● Task to carry out
Identify each line in the records below that contains the word "text", and copy it.

Data for this exercise Block Start

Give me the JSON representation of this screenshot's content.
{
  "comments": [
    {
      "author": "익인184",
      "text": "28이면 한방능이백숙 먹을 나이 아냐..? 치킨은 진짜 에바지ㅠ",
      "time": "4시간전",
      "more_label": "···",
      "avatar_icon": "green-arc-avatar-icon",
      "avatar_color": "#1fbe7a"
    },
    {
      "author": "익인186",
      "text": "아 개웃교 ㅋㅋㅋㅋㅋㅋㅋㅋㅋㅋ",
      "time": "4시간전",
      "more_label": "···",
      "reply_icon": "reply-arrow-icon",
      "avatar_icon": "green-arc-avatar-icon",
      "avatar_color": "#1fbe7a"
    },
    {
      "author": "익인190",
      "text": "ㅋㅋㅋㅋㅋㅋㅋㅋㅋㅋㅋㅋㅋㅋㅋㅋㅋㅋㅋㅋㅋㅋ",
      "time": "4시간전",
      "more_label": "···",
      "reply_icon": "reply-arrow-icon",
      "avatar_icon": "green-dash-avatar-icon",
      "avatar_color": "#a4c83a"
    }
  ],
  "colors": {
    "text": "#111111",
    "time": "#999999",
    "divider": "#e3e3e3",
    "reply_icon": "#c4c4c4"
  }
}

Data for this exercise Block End

● Answer box
      "text": "28이면 한방능이백숙 먹을 나이 아냐..? 치킨은 진짜 에바지ㅠ",
      "text": "아 개웃교 ㅋㅋㅋㅋㅋㅋㅋㅋㅋㅋ",
      "text": "ㅋㅋㅋㅋㅋㅋㅋㅋㅋㅋㅋㅋㅋㅋㅋㅋㅋㅋㅋㅋㅋㅋ",
    "text": "#111111",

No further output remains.